In TeamDesk, there are several functions used to express conditions. In this topic, you will find descriptions of two functions that are commonly used for this purpose: the If and Case functions.


This type of condition works similarly to various programming languages: if the specified condition is true, one statement is executed; otherwise, another statement is executed. The form of the If function in TeamDesk is as follows:

If(conditional1, result1, condition2, result2, ..., conditionalN, resultN, else-result)

The first argument is the condition statement that should answer the Yes/No question (i.e., the condition can only be true or false). The first and second function arguments go in pairs; these are the condition-result statements used to define what condition is set and what result should occur if the condition is true. For example, the If([Project Budget] > 1,000,000, "VIP") formula states that if the project budget exceeds $1,000,000, its type should be changed to VIP.

One If function may contain an unlimited number of condition-result pairs: all the conditions will be verified one by one until one of them is found to be true.

The final argument is the else-component. It defines what statement should be executed if none of the specified conditions are true. For example, the If([Client’s Country] = "USA", 10, 50) function used in the "Delivery Cost" column states that the delivery cost for domestic (USA) customers is $10, while for all other cases, a $50 fee is applied.

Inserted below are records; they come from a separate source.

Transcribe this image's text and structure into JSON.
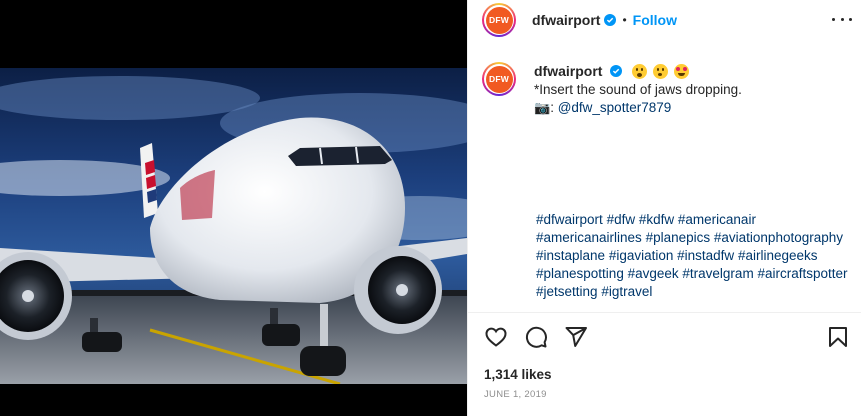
{
  "post": {
    "username": "dfwairport",
    "avatar_text": "DFW",
    "follow_label": "Follow",
    "separator": "•",
    "verified": true
  },
  "caption": {
    "username": "dfwairport",
    "emojis": [
      "astonished-face",
      "hushed-face",
      "star-struck-face"
    ],
    "line1": "*Insert the sound of jaws dropping.",
    "camera_emoji": "📷",
    "credit_sep": ": ",
    "credit": "@dfw_spotter7879"
  },
  "hashtags": [
    "#dfwairport",
    "#dfw",
    "#kdfw",
    "#americanair",
    "#americanairlines",
    "#planepics",
    "#aviationphotography",
    "#instaplane",
    "#igaviation",
    "#instadfw",
    "#airlinegeeks",
    "#planespotting",
    "#avgeek",
    "#travelgram",
    "#aircraftspotter",
    "#jetsetting",
    "#igtravel"
  ],
  "stats": {
    "likes": "1,314 likes",
    "date": "JUNE 1, 2019"
  },
  "colors": {
    "link": "#00376b",
    "follow": "#0095f6",
    "verified": "#0095f6",
    "avatar_bg": "#f15a22",
    "text": "#262626",
    "muted": "#8e8e8e"
  },
  "icons": {
    "like": "heart-icon",
    "comment": "comment-icon",
    "share": "send-icon",
    "save": "bookmark-icon",
    "more": "more-options-icon"
  }
}
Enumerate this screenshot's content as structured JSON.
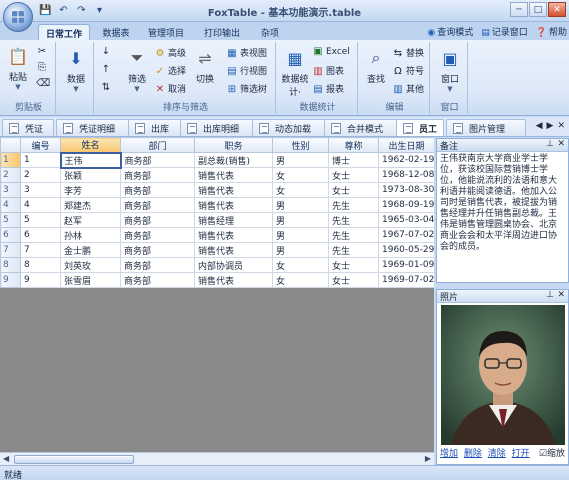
{
  "window": {
    "title": "FoxTable - 基本功能演示.table"
  },
  "qat": [
    "save-icon",
    "undo-icon",
    "redo-icon",
    "dropdown-icon"
  ],
  "ribbon_tabs": [
    {
      "label": "日常工作",
      "active": true
    },
    {
      "label": "数据表"
    },
    {
      "label": "管理项目"
    },
    {
      "label": "打印输出"
    },
    {
      "label": "杂项"
    }
  ],
  "modes": {
    "query_mode": "查询模式",
    "record_window": "记录窗口",
    "help": "帮助"
  },
  "groups": {
    "clipboard": {
      "label": "剪贴板",
      "paste": "粘贴"
    },
    "data": {
      "label": "数据"
    },
    "sort_filter": {
      "label": "排序与筛选",
      "filter": "筛选",
      "advanced": "高级",
      "select": "选择",
      "cancel": "取消",
      "switch": "切换",
      "table_view": "表视图",
      "row_view": "行视图",
      "filter_tree": "筛选树"
    },
    "stats": {
      "label": "数据统计",
      "data_stats": "数据统计·",
      "excel": "Excel",
      "chart": "图表",
      "report": "报表"
    },
    "edit": {
      "label": "编辑",
      "find": "查找",
      "replace": "替换",
      "symbol": "符号",
      "other": "其他"
    },
    "window": {
      "label": "窗口",
      "window": "窗口"
    }
  },
  "sheet_tabs": [
    "凭证",
    "凭证明细",
    "出库",
    "出库明细",
    "动态加载",
    "合并模式",
    "员工",
    "图片管理"
  ],
  "active_sheet": "员工",
  "grid": {
    "columns": [
      "编号",
      "姓名",
      "部门",
      "职务",
      "性别",
      "尊称",
      "出生日期"
    ],
    "rows": [
      [
        "1",
        "王伟",
        "商务部",
        "副总裁(销售)",
        "男",
        "博士",
        "1962-02-19"
      ],
      [
        "2",
        "张颖",
        "商务部",
        "销售代表",
        "女",
        "女士",
        "1968-12-08"
      ],
      [
        "3",
        "李芳",
        "商务部",
        "销售代表",
        "女",
        "女士",
        "1973-08-30"
      ],
      [
        "4",
        "郑建杰",
        "商务部",
        "销售代表",
        "男",
        "先生",
        "1968-09-19"
      ],
      [
        "5",
        "赵军",
        "商务部",
        "销售经理",
        "男",
        "先生",
        "1965-03-04"
      ],
      [
        "6",
        "孙林",
        "商务部",
        "销售代表",
        "男",
        "先生",
        "1967-07-02"
      ],
      [
        "7",
        "金士鹏",
        "商务部",
        "销售代表",
        "男",
        "先生",
        "1960-05-29"
      ],
      [
        "8",
        "刘英玫",
        "商务部",
        "内部协调员",
        "女",
        "女士",
        "1969-01-09"
      ],
      [
        "9",
        "张雪眉",
        "商务部",
        "销售代表",
        "女",
        "女士",
        "1969-07-02"
      ]
    ]
  },
  "notes": {
    "title": "备注",
    "text": "王伟获南京大学商业学士学位，获该校国际营销博士学位，他能说流利的法语和意大利语并能阅读德语。他加入公司时是销售代表，被提拔为销售经理并升任销售副总裁。王伟是销售管理圆桌协会、北京商业会会和太平洋周边进口协会的成员。"
  },
  "photo": {
    "title": "照片",
    "links": [
      "增加",
      "删除",
      "清除",
      "打开"
    ],
    "zoom_label": "缩放"
  },
  "status": "就绪",
  "colors": {
    "accent": "#c6d9f1",
    "selected_header": "#f7c56a"
  }
}
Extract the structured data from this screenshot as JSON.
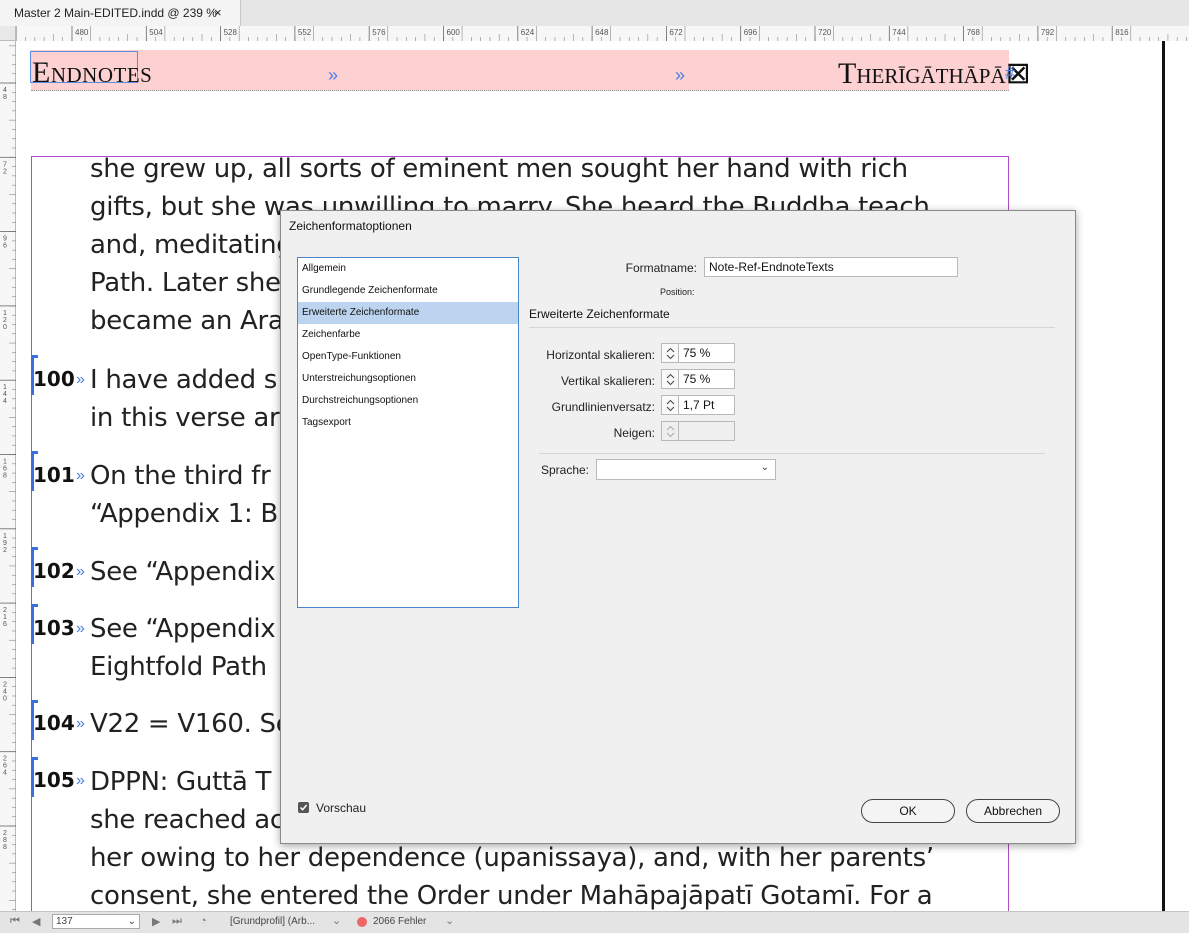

The else-statement is optional; if you omit this component, then the else-result will be null. In the If([Company Name] = "ABC Inc.", true) function used for a "Black List" column, a condition may be set to blacklist all leads coming from the ABC Inc. company, while in all other cases, lead records are not affected.

When creating condition statements, make sure that the result- and else-statements produce the same type of data and that the result correlates with the column type.


This type of function is very similar to the If function but is used to check conditions against multiple cases. Using multiple conditions in the If function requires repeating the same value several times.

For example:

If([Client’s Country] = "USA", 10, [Client’s Country] = "Canada", 20, [Client’s Country] = "Ukraine", 30)

To avoid this repetition, you can use the Case function, which has the following form:

Case(expression, value1, result1, value2, result2, ..., valueN, resultN, else-result)

Here, you state the condition (the first part of it) only once and then enter the condition-verified value and the result. Again, the number of condition value-result pairs is unlimited. During the calculation process, the system checks whether the first conditional part equals any of the defined verified values and produces a corresponding result.

The example above can be written in the following form:

Case([Client’s Country], "USA", 10, "Canada", 20, "Ukraine", 30, 100)

This means that if the client’s country is USA, the rate is 10; if it’s Canada, the rate is 20; if it’s Ukraine, the rate is 30; for all other countries, the rate is 100.